> [What you should do]
Nothing in the entries may be altered; copy them all exactly.

> [Data provided]
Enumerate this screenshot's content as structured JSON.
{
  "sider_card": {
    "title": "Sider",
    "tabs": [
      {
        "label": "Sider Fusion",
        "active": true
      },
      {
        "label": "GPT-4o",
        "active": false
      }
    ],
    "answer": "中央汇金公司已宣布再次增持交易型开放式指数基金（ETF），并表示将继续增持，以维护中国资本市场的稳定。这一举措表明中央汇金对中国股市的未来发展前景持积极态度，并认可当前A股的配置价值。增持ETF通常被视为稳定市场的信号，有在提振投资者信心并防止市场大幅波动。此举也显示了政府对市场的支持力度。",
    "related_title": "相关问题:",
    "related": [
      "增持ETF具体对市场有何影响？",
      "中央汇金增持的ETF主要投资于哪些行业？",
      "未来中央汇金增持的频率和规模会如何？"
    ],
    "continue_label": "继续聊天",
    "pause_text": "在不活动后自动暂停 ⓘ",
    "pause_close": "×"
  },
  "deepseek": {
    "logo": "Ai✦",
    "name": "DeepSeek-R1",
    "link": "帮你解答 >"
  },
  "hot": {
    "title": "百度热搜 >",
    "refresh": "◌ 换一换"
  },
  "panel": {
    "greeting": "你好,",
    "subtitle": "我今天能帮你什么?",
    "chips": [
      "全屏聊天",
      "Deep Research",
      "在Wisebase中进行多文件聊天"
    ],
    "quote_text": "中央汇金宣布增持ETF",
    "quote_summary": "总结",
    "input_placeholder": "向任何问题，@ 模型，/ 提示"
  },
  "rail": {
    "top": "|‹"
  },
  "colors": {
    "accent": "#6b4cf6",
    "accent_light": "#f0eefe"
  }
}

> [Reply]
Enumerate this screenshot's content as structured JSON.
{
  "sider_card": {
    "title": "Sider",
    "tabs": [
      {
        "label": "Sider Fusion",
        "active": true
      },
      {
        "label": "GPT-4o",
        "active": false
      }
    ],
    "answer": "中央汇金公司已宣布再次增持交易型开放式指数基金（ETF），并表示将继续增持，以维护中国资本市场的稳定。这一举措表明中央汇金对中国股市的未来发展前景持积极态度，并认可当前A股的配置价值。增持ETF通常被视为稳定市场的信号，有在提振投资者信心并防止市场大幅波动。此举也显示了政府对市场的支持力度。",
    "related_title": "相关问题:",
    "related": [
      "增持ETF具体对市场有何影响？",
      "中央汇金增持的ETF主要投资于哪些行业？",
      "未来中央汇金增持的频率和规模会如何？"
    ],
    "continue_label": "继续聊天",
    "pause_text": "在不活动后自动暂停 ⓘ",
    "pause_close": "×"
  },
  "deepseek": {
    "logo": "Ai✦",
    "name": "DeepSeek-R1",
    "link": "帮你解答 >"
  },
  "hot": {
    "title": "百度热搜 >",
    "refresh": "◌ 换一换"
  },
  "panel": {
    "greeting": "你好,",
    "subtitle": "我今天能帮你什么?",
    "chips": [
      "全屏聊天",
      "Deep Research",
      "在Wisebase中进行多文件聊天"
    ],
    "quote_text": "中央汇金宣布增持ETF",
    "quote_summary": "总结",
    "input_placeholder": "向任何问题，@ 模型，/ 提示"
  },
  "rail": {
    "top": "|‹"
  },
  "colors": {
    "accent": "#6b4cf6",
    "accent_light": "#f0eefe"
  }
}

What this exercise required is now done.